Booklist, March 1, 2001, Mary Carroll, review of The Last Days, p. 1212.
Choice, January, 1995, R.L. Perkins, review of Reclaiming Dietrich Bonhoeffer: The Promise of His Theology, p. 806.
Christian Century, December 7, 1994, Paul Stroble, review of Theology and the Practice of Responsibility: Essays on Dietrich Bonhoeffer, p. 1167; April 22, 1998, Gary Dorsey, review of God's Long Summer: Stories of Faith and Civil Rights, p. 453; May 23, 2001, Lovett H. Weems, Jr., review of The Last Days, p. 19; August 9, 2005, Chris Rice, review of The Beloved Community: How Faith Shapes Social Justice, from the Civil Rights Movement to Today, p. 34.
Christianity Today, February 9, 1998, Randy Frame, review of God's Long Summer, p. 70.
Chronicle of Higher Education, December 12, 1997, D'Lena M. Ambrose, "God's Long Summer: Studying Faith in the Civil-Rights Movement," p. A10.
Church History, December, 1998, Merrill Hawkins, Jr., review of God's Long Summer, p. 824.
Cresset, August, 1997, review of Reclaiming Dietrich Bonhoeffer, p. 36.
Journal of Church and State, winter, 1999, Lewis V. Baldwin, review of God's Long Summer, p. 151.
Journal of Religion, October, 1997, Mark S. Brocker, review of Reclaiming Dietrich Bonhoeffer, p. 635; April, 2000, Lillian Ashcraft-Eason, review of God's Long Summer, p. 335.
Journal of Southern History, August, 2006, David Stricklin, review of The Beloved Community, p. 719.
Journal of Theological Studies, April, 1996, David Fergusson, review of Reclaiming Dietrich Bonhoeffer, p. 376.
Library Journal, March 1, 1998, Jack Forman, review of God's Long Summer, p. 104.
Modern Theology, January, 1996, George Hunsinger, review of Reclaiming Dietrich Bonhoeffer, p. 121; October, 1999, Michael G. Cartwright, review of God's Long Summer, p. 502.
Publishers Weekly, September 15, 1997, review of God's Long Summer, p. 69; March 5, 2001, review of The Last Days, p. 76; December 13, 2004, review of The Beloved Community, p. 63, Kerry Ose, "Rethinking Religion and Civil Rights," p. 64.
Social Forces, December, 1999, Pamela Oliver, review of God's Long Summer, p. 836.
Times Higher Education Supplement, June 5, 1998, John White, review of God's Long Summer, p. 26.
Project on Lived Theology Web site, http://livedtheology.org/ (September 29, 2006), "Project Staff: Charles Marsh—Project Director."
University of Virginia Web site, http://www.virginia.edu/ (September 29, 2006), "Charles Marsh, Ph.D."
"Marsh, Charles 1958–." Contemporary Authors, New Revision Series. . Encyclopedia.com. (January 16, 2019). https://www.encyclopedia.com/arts/educational-magazines/marsh-charles-1958
"Marsh, Charles 1958–." Contemporary Authors, New Revision Series. . Retrieved January 16, 2019 from Encyclopedia.com: https://www.encyclopedia.com/arts/educational-magazines/marsh-charles-1958
Encyclopedia.com gives you the ability to cite reference entries and articles according to common styles from the Modern Language Association (MLA), The Chicago Manual of Style, and the American Psychological Association (APA).
Within the “Cite this article” tool, pick a style to see how all available information looks when formatted according to that style.

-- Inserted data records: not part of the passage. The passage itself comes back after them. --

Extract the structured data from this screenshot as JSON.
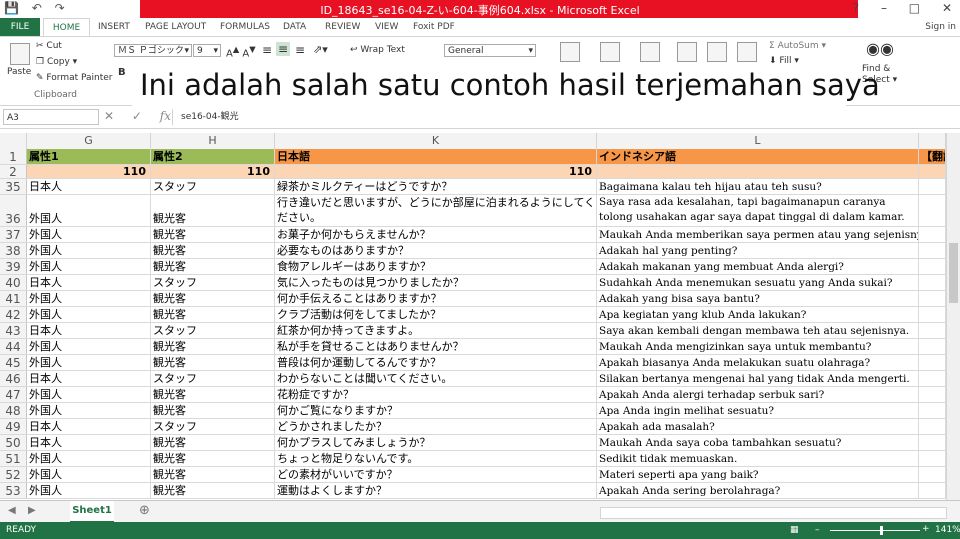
{
  "window": {
    "title": "ID_18643_se16-04-Z-い-604-事例604.xlsx - Microsoft Excel",
    "signin": "Sign in"
  },
  "tabs": [
    "FILE",
    "HOME",
    "INSERT",
    "PAGE LAYOUT",
    "FORMULAS",
    "DATA",
    "REVIEW",
    "VIEW",
    "Foxit PDF"
  ],
  "ribbon": {
    "paste": "Paste",
    "cut": "Cut",
    "copy": "Copy",
    "format_painter": "Format Painter",
    "clipboard": "Clipboard",
    "font_name": "ＭＳ Ｐゴシック",
    "font_size": "9",
    "wrap_text": "Wrap Text",
    "number_format": "General",
    "autosum": "AutoSum",
    "fill": "Fill",
    "find_select": "Find &",
    "find_select2": "Select"
  },
  "overlay_caption": "Ini adalah salah satu contoh hasil terjemahan saya",
  "formula_bar": {
    "name_box": "A3",
    "content": "se16-04-観光"
  },
  "columns": [
    "G",
    "H",
    "K",
    "L"
  ],
  "header_row": {
    "g": "属性1",
    "h": "属性2",
    "k": "日本語",
    "l": "インドネシア語",
    "m": "【翻訳"
  },
  "count_row": {
    "g": "110",
    "h": "110",
    "k": "110"
  },
  "rows": [
    {
      "n": "35",
      "g": "日本人",
      "h": "スタッフ",
      "k": "緑茶かミルクティーはどうですか？",
      "l": "Bagaimana kalau teh hijau atau teh susu?"
    },
    {
      "n": "36",
      "g": "外国人",
      "h": "観光客",
      "k": "行き違いだと思いますが、どうにか部屋に泊まれるようにしてください。",
      "l": "Saya rasa ada kesalahan, tapi bagaimanapun caranya tolong usahakan agar saya dapat tinggal di dalam kamar."
    },
    {
      "n": "37",
      "g": "外国人",
      "h": "観光客",
      "k": "お菓子か何かもらえませんか？",
      "l": "Maukah Anda memberikan saya permen atau yang sejenisnya?"
    },
    {
      "n": "38",
      "g": "外国人",
      "h": "観光客",
      "k": "必要なものはありますか？",
      "l": "Adakah hal yang penting?"
    },
    {
      "n": "39",
      "g": "外国人",
      "h": "観光客",
      "k": "食物アレルギーはありますか？",
      "l": "Adakah makanan yang membuat Anda alergi?"
    },
    {
      "n": "40",
      "g": "日本人",
      "h": "スタッフ",
      "k": "気に入ったものは見つかりましたか？",
      "l": "Sudahkah Anda menemukan sesuatu yang Anda sukai?"
    },
    {
      "n": "41",
      "g": "外国人",
      "h": "観光客",
      "k": "何か手伝えることはありますか？",
      "l": "Adakah yang bisa saya bantu?"
    },
    {
      "n": "42",
      "g": "外国人",
      "h": "観光客",
      "k": "クラブ活動は何をしてましたか？",
      "l": "Apa kegiatan yang klub Anda lakukan?"
    },
    {
      "n": "43",
      "g": "日本人",
      "h": "スタッフ",
      "k": "紅茶か何か持ってきますよ。",
      "l": "Saya akan kembali dengan membawa teh atau sejenisnya."
    },
    {
      "n": "44",
      "g": "外国人",
      "h": "観光客",
      "k": "私が手を貸せることはありませんか？",
      "l": "Maukah Anda mengizinkan saya untuk membantu?"
    },
    {
      "n": "45",
      "g": "外国人",
      "h": "観光客",
      "k": "普段は何か運動してるんですか？",
      "l": "Apakah biasanya Anda melakukan suatu olahraga?"
    },
    {
      "n": "46",
      "g": "日本人",
      "h": "スタッフ",
      "k": "わからないことは聞いてください。",
      "l": "Silakan bertanya mengenai hal yang tidak Anda mengerti."
    },
    {
      "n": "47",
      "g": "外国人",
      "h": "観光客",
      "k": "花粉症ですか？",
      "l": "Apakah Anda alergi terhadap serbuk sari?"
    },
    {
      "n": "48",
      "g": "外国人",
      "h": "観光客",
      "k": "何かご覧になりますか？",
      "l": "Apa Anda ingin melihat sesuatu?"
    },
    {
      "n": "49",
      "g": "日本人",
      "h": "スタッフ",
      "k": "どうかされましたか？",
      "l": "Apakah ada masalah?"
    },
    {
      "n": "50",
      "g": "日本人",
      "h": "観光客",
      "k": "何かプラスしてみましょうか？",
      "l": "Maukah Anda saya coba tambahkan sesuatu?"
    },
    {
      "n": "51",
      "g": "外国人",
      "h": "観光客",
      "k": "ちょっと物足りないんです。",
      "l": "Sedikit tidak memuaskan."
    },
    {
      "n": "52",
      "g": "外国人",
      "h": "観光客",
      "k": "どの素材がいいですか？",
      "l": "Materi seperti apa yang baik?"
    },
    {
      "n": "53",
      "g": "外国人",
      "h": "観光客",
      "k": "運動はよくしますか？",
      "l": "Apakah Anda sering berolahraga?"
    }
  ],
  "sheet_tab": "Sheet1",
  "status": {
    "left": "READY",
    "zoom": "141%"
  }
}
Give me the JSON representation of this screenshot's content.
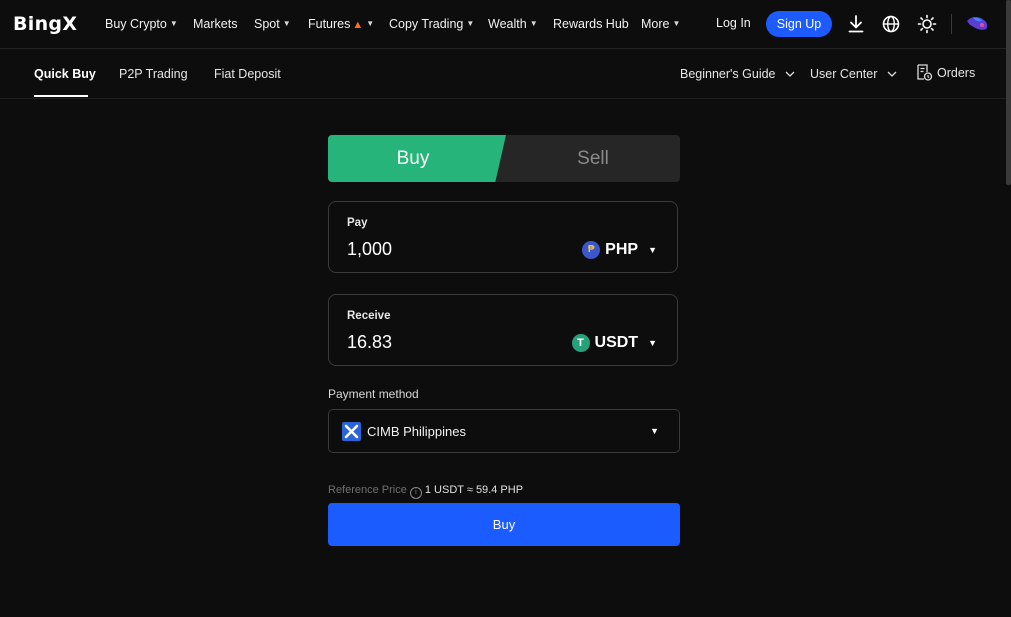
{
  "brand": {
    "logo_text": "BingX"
  },
  "topnav": {
    "items": [
      {
        "label": "Buy Crypto",
        "dropdown": true
      },
      {
        "label": "Markets",
        "dropdown": false
      },
      {
        "label": "Spot",
        "dropdown": true
      },
      {
        "label": "Futures",
        "dropdown": true,
        "badge": "fire-icon"
      },
      {
        "label": "Copy Trading",
        "dropdown": true
      },
      {
        "label": "Wealth",
        "dropdown": true
      },
      {
        "label": "Rewards Hub",
        "dropdown": false
      },
      {
        "label": "More",
        "dropdown": true
      }
    ],
    "login_label": "Log In",
    "signup_label": "Sign Up",
    "icons": [
      "download-icon",
      "globe-icon",
      "sun-icon",
      "avatar"
    ]
  },
  "subnav": {
    "tabs": [
      {
        "label": "Quick Buy",
        "active": true
      },
      {
        "label": "P2P Trading",
        "active": false
      },
      {
        "label": "Fiat Deposit",
        "active": false
      }
    ],
    "right": [
      {
        "label": "Beginner's Guide"
      },
      {
        "label": "User Center"
      },
      {
        "label": "Orders"
      }
    ]
  },
  "trade": {
    "buy_label": "Buy",
    "sell_label": "Sell",
    "pay": {
      "label": "Pay",
      "value": "1,000",
      "currency": "PHP"
    },
    "receive": {
      "label": "Receive",
      "value": "16.83",
      "currency": "USDT"
    },
    "payment_method_label": "Payment method",
    "payment_method": "CIMB Philippines",
    "reference_label": "Reference Price",
    "reference_value": "1 USDT ≈ 59.4 PHP",
    "submit_label": "Buy"
  },
  "colors": {
    "buy_green": "#26b47a",
    "accent_blue": "#1a5cff",
    "background": "#0d0d0d"
  }
}
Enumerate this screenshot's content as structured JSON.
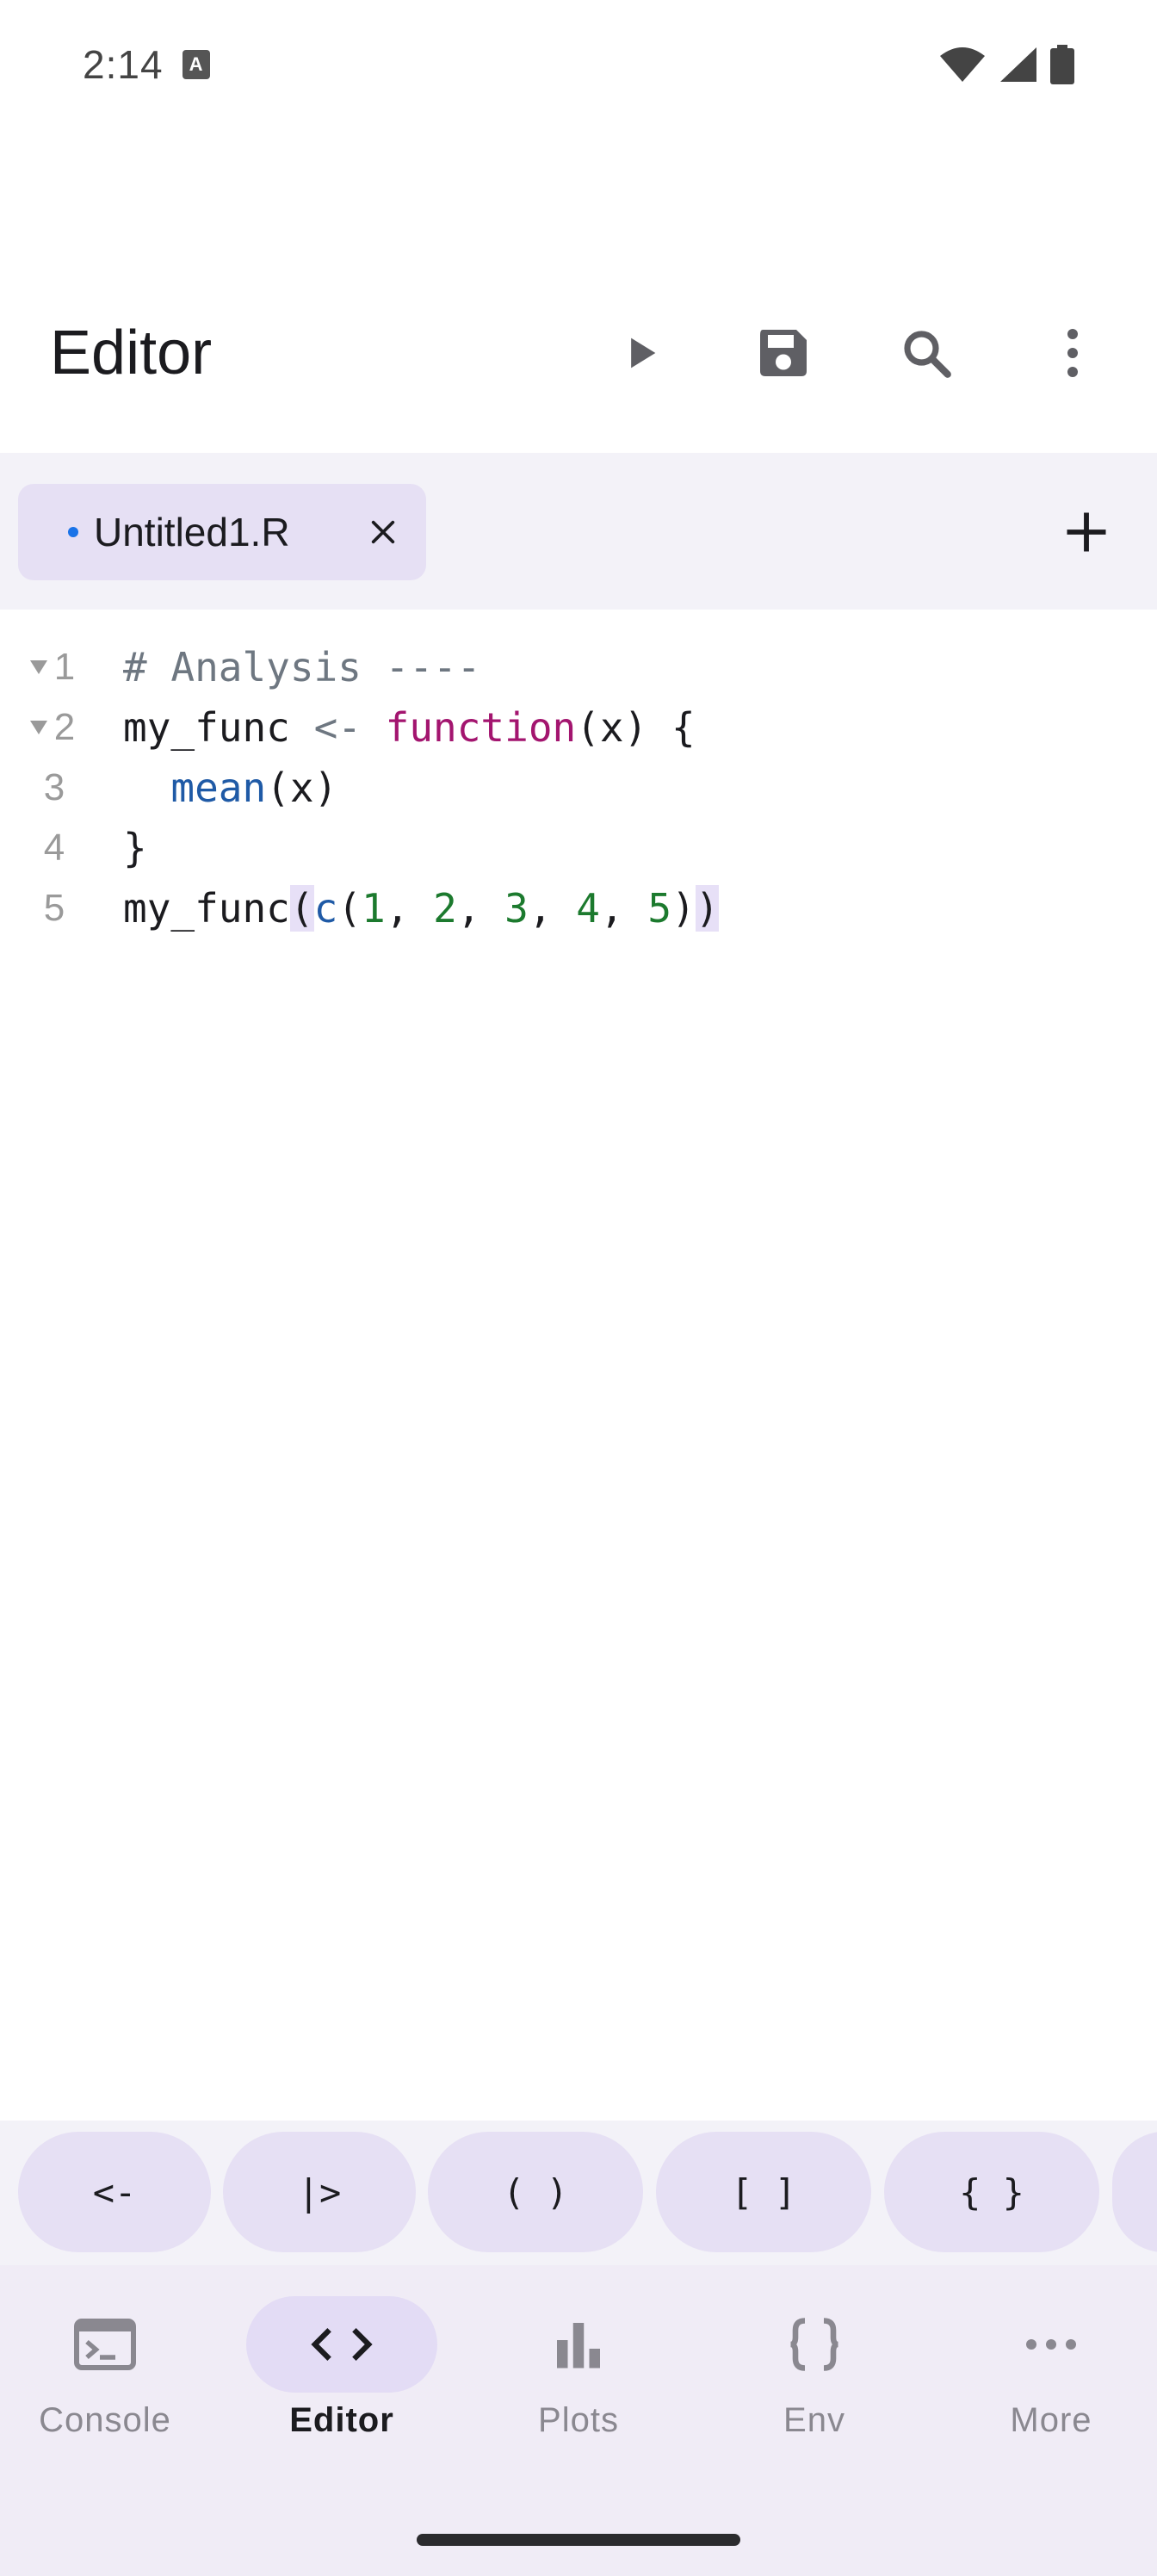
{
  "status_bar": {
    "time": "2:14",
    "notification_icon": "keyboard-a-icon",
    "icons": [
      "wifi-icon",
      "signal-icon",
      "battery-icon"
    ]
  },
  "app_bar": {
    "title": "Editor",
    "actions": [
      "run-icon",
      "save-icon",
      "search-icon",
      "more-vert-icon"
    ]
  },
  "tabs": {
    "items": [
      {
        "label": "Untitled1.R",
        "modified": true,
        "active": true
      }
    ],
    "add_icon": "plus-icon"
  },
  "editor": {
    "lines": [
      {
        "number": "1",
        "foldable": true,
        "text": "# Analysis ----"
      },
      {
        "number": "2",
        "foldable": true,
        "text": "my_func <- function(x) {"
      },
      {
        "number": "3",
        "foldable": false,
        "text": "  mean(x)"
      },
      {
        "number": "4",
        "foldable": false,
        "text": "}"
      },
      {
        "number": "5",
        "foldable": false,
        "text": "my_func(c(1, 2, 3, 4, 5))"
      }
    ],
    "colors": {
      "comment": "#6e7781",
      "keyword": "#a3156f",
      "function": "#1f5aa6",
      "number": "#1c7a2e",
      "bracket_highlight": "#e7e0f7"
    }
  },
  "symbol_bar": {
    "chips": [
      "<-",
      "|>",
      "( )",
      "[ ]",
      "{ }"
    ]
  },
  "bottom_nav": {
    "items": [
      {
        "label": "Console",
        "icon": "terminal-icon",
        "active": false
      },
      {
        "label": "Editor",
        "icon": "code-icon",
        "active": true
      },
      {
        "label": "Plots",
        "icon": "bar-chart-icon",
        "active": false
      },
      {
        "label": "Env",
        "icon": "braces-icon",
        "active": false
      },
      {
        "label": "More",
        "icon": "more-horiz-icon",
        "active": false
      }
    ]
  }
}
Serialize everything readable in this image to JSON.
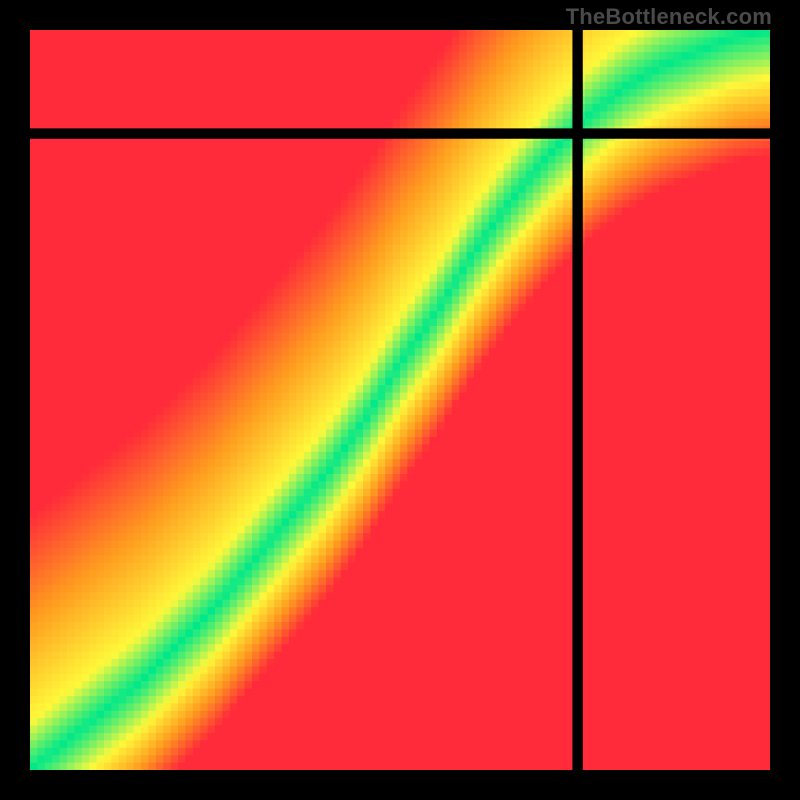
{
  "watermark": "TheBottleneck.com",
  "colors": {
    "background": "#000000",
    "frame": "#000000",
    "gradient": {
      "red": "#ff2a3a",
      "orange": "#ff9a1f",
      "yellow": "#fff83a",
      "green": "#00e88a"
    },
    "watermark_text": "#4a4a4a"
  },
  "chart_data": {
    "type": "heatmap",
    "title": "",
    "xlabel": "",
    "ylabel": "",
    "xlim": [
      0,
      100
    ],
    "ylim": [
      0,
      100
    ],
    "crosshair": {
      "x": 74,
      "y": 86
    },
    "marker": {
      "x": 74,
      "y": 86
    },
    "optimal_curve_x": [
      0,
      5,
      10,
      15,
      20,
      25,
      30,
      35,
      40,
      45,
      50,
      55,
      60,
      65,
      70,
      75,
      80,
      85,
      90,
      95,
      100
    ],
    "optimal_curve_y": [
      0,
      4,
      8,
      12,
      17,
      22,
      28,
      34,
      40,
      47,
      55,
      62,
      70,
      77,
      83,
      88,
      92,
      95,
      97,
      99,
      100
    ],
    "optimal_band_halfwidth": 4,
    "note": "Heatmap color encodes |y - f(x)| distance from optimal curve; green=0, yellow≈band edge, orange/red=far."
  }
}
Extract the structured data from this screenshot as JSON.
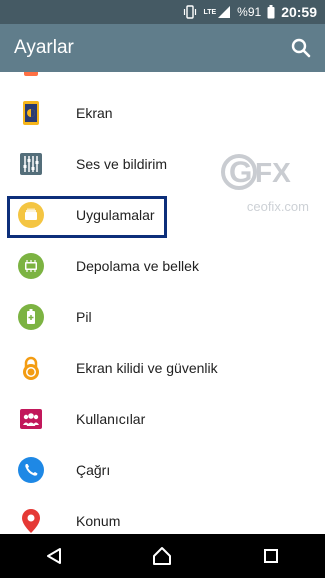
{
  "status": {
    "network": "LTE",
    "battery": "%91",
    "clock": "20:59"
  },
  "appbar": {
    "title": "Ayarlar",
    "search_icon": "search-icon"
  },
  "watermark": {
    "logo": "GFX",
    "text": "ceofix.com"
  },
  "settings": [
    {
      "label": "Ekran",
      "icon": "display-icon",
      "color": "#f6b51b"
    },
    {
      "label": "Ses ve bildirim",
      "icon": "equalizer-icon",
      "color": "#546e7a"
    },
    {
      "label": "Uygulamalar",
      "icon": "apps-icon",
      "color": "#f4c542"
    },
    {
      "label": "Depolama ve bellek",
      "icon": "storage-icon",
      "color": "#7cb342"
    },
    {
      "label": "Pil",
      "icon": "battery-icon",
      "color": "#7cb342"
    },
    {
      "label": "Ekran kilidi ve güvenlik",
      "icon": "lock-icon",
      "color": "#f39c12"
    },
    {
      "label": "Kullanıcılar",
      "icon": "users-icon",
      "color": "#c2185b"
    },
    {
      "label": "Çağrı",
      "icon": "phone-icon",
      "color": "#1e88e5"
    },
    {
      "label": "Konum",
      "icon": "location-icon",
      "color": "#e53935"
    }
  ],
  "nav": {
    "back": "back-icon",
    "home": "home-icon",
    "recents": "recents-icon"
  }
}
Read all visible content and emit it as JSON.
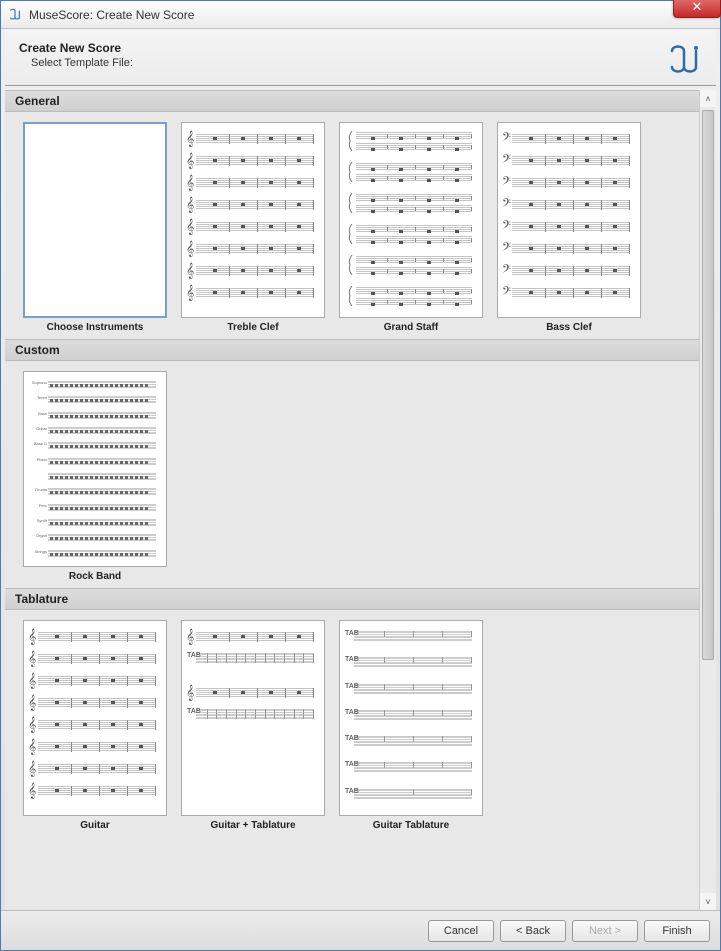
{
  "window": {
    "title": "MuseScore: Create New Score"
  },
  "header": {
    "title": "Create New Score",
    "subtitle": "Select Template File:"
  },
  "categories": [
    {
      "name": "General",
      "templates": [
        {
          "label": "Choose Instruments",
          "type": "blank"
        },
        {
          "label": "Treble Clef",
          "type": "treble"
        },
        {
          "label": "Grand Staff",
          "type": "grand"
        },
        {
          "label": "Bass Clef",
          "type": "bass"
        }
      ]
    },
    {
      "name": "Custom",
      "templates": [
        {
          "label": "Rock Band",
          "type": "rock"
        }
      ]
    },
    {
      "name": "Tablature",
      "templates": [
        {
          "label": "Guitar",
          "type": "treble"
        },
        {
          "label": "Guitar + Tablature",
          "type": "guitartab"
        },
        {
          "label": "Guitar Tablature",
          "type": "tabonly"
        }
      ]
    }
  ],
  "footer": {
    "cancel": "Cancel",
    "back": "< Back",
    "next": "Next >",
    "finish": "Finish"
  },
  "icons": {
    "close": "✕",
    "up": "˄",
    "down": "˅"
  }
}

Then, copy and paste the text into your bibliography or works cited list.
Because each style has its own formatting nuances that evolve over time and not all information is available for every reference entry or article, Encyclopedia.com cannot guarantee each citation it generates. Therefore, it’s best to use Encyclopedia.com citations as a starting point before checking the style against your school or publication’s requirements and the most-recent information available at these sites:
Modern Language Association
The Chicago Manual of Style
American Psychological Association
- Most online reference entries and articles do not have page numbers. Therefore, that information is unavailable for most Encyclopedia.com content. However, the date of retrieval is often important. Refer to each style’s convention regarding the best way to format page numbers and retrieval dates.
- In addition to the MLA, Chicago, and APA styles, your school, university, publication, or institution may have its own requirements for citations. Therefore, be sure to refer to those guidelines when editing your bibliography or works cited list.